> Exercise: Output the data in full. Keep every entry exactly as written.

> Dataset records:
----
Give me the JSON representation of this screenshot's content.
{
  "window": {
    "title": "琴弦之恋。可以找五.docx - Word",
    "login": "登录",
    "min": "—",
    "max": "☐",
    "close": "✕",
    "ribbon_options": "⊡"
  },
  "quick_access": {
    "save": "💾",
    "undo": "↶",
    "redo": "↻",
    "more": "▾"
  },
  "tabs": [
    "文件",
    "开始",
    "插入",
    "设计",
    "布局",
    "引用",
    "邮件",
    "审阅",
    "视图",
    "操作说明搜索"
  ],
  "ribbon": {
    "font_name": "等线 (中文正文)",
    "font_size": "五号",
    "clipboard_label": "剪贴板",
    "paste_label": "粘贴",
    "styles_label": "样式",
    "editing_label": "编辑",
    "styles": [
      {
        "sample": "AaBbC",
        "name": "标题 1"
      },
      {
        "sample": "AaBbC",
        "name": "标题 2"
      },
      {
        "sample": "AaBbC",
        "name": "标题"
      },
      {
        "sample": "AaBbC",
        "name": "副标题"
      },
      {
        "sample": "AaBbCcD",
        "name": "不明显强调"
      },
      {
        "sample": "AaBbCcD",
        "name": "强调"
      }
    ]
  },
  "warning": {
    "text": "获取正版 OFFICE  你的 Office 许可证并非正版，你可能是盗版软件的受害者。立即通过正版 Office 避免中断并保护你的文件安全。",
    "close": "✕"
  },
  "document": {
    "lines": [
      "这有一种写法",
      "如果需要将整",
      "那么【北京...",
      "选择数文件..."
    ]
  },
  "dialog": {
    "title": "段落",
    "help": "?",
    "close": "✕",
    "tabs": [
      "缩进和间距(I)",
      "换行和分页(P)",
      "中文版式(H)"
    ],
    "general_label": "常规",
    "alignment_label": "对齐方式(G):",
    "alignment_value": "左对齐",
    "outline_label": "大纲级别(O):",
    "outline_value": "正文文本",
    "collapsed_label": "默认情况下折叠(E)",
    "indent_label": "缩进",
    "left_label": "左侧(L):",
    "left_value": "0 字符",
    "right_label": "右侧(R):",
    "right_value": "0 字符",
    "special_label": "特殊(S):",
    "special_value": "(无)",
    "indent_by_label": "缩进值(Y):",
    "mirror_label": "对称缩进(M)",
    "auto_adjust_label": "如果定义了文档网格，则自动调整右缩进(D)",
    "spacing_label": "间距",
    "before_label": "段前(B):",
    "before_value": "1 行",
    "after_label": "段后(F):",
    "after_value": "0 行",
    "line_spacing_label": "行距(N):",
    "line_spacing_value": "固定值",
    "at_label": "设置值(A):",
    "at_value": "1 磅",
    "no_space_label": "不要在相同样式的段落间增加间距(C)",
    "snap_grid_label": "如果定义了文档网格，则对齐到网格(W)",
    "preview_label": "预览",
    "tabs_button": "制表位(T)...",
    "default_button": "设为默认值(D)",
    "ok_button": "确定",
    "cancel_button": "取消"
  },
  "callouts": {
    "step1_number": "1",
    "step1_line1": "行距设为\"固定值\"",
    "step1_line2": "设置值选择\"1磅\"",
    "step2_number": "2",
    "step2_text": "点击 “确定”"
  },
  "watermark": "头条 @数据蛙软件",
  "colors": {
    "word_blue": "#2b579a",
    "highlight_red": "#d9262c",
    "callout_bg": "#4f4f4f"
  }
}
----
> Written answer:
Give me the JSON representation of this screenshot's content.
{
  "window": {
    "title": "琴弦之恋。可以找五.docx - Word",
    "login": "登录",
    "min": "—",
    "max": "☐",
    "close": "✕",
    "ribbon_options": "⊡"
  },
  "quick_access": {
    "save": "💾",
    "undo": "↶",
    "redo": "↻",
    "more": "▾"
  },
  "tabs": [
    "文件",
    "开始",
    "插入",
    "设计",
    "布局",
    "引用",
    "邮件",
    "审阅",
    "视图",
    "操作说明搜索"
  ],
  "ribbon": {
    "font_name": "等线 (中文正文)",
    "font_size": "五号",
    "clipboard_label": "剪贴板",
    "paste_label": "粘贴",
    "styles_label": "样式",
    "editing_label": "编辑",
    "styles": [
      {
        "sample": "AaBbC",
        "name": "标题 1"
      },
      {
        "sample": "AaBbC",
        "name": "标题 2"
      },
      {
        "sample": "AaBbC",
        "name": "标题"
      },
      {
        "sample": "AaBbC",
        "name": "副标题"
      },
      {
        "sample": "AaBbCcD",
        "name": "不明显强调"
      },
      {
        "sample": "AaBbCcD",
        "name": "强调"
      }
    ]
  },
  "warning": {
    "text": "获取正版 OFFICE  你的 Office 许可证并非正版，你可能是盗版软件的受害者。立即通过正版 Office 避免中断并保护你的文件安全。",
    "close": "✕"
  },
  "document": {
    "lines": [
      "这有一种写法",
      "如果需要将整",
      "那么【北京...",
      "选择数文件..."
    ]
  },
  "dialog": {
    "title": "段落",
    "help": "?",
    "close": "✕",
    "tabs": [
      "缩进和间距(I)",
      "换行和分页(P)",
      "中文版式(H)"
    ],
    "general_label": "常规",
    "alignment_label": "对齐方式(G):",
    "alignment_value": "左对齐",
    "outline_label": "大纲级别(O):",
    "outline_value": "正文文本",
    "collapsed_label": "默认情况下折叠(E)",
    "indent_label": "缩进",
    "left_label": "左侧(L):",
    "left_value": "0 字符",
    "right_label": "右侧(R):",
    "right_value": "0 字符",
    "special_label": "特殊(S):",
    "special_value": "(无)",
    "indent_by_label": "缩进值(Y):",
    "mirror_label": "对称缩进(M)",
    "auto_adjust_label": "如果定义了文档网格，则自动调整右缩进(D)",
    "spacing_label": "间距",
    "before_label": "段前(B):",
    "before_value": "1 行",
    "after_label": "段后(F):",
    "after_value": "0 行",
    "line_spacing_label": "行距(N):",
    "line_spacing_value": "固定值",
    "at_label": "设置值(A):",
    "at_value": "1 磅",
    "no_space_label": "不要在相同样式的段落间增加间距(C)",
    "snap_grid_label": "如果定义了文档网格，则对齐到网格(W)",
    "preview_label": "预览",
    "tabs_button": "制表位(T)...",
    "default_button": "设为默认值(D)",
    "ok_button": "确定",
    "cancel_button": "取消"
  },
  "callouts": {
    "step1_number": "1",
    "step1_line1": "行距设为\"固定值\"",
    "step1_line2": "设置值选择\"1磅\"",
    "step2_number": "2",
    "step2_text": "点击 “确定”"
  },
  "watermark": "头条 @数据蛙软件",
  "colors": {
    "word_blue": "#2b579a",
    "highlight_red": "#d9262c",
    "callout_bg": "#4f4f4f"
  }
}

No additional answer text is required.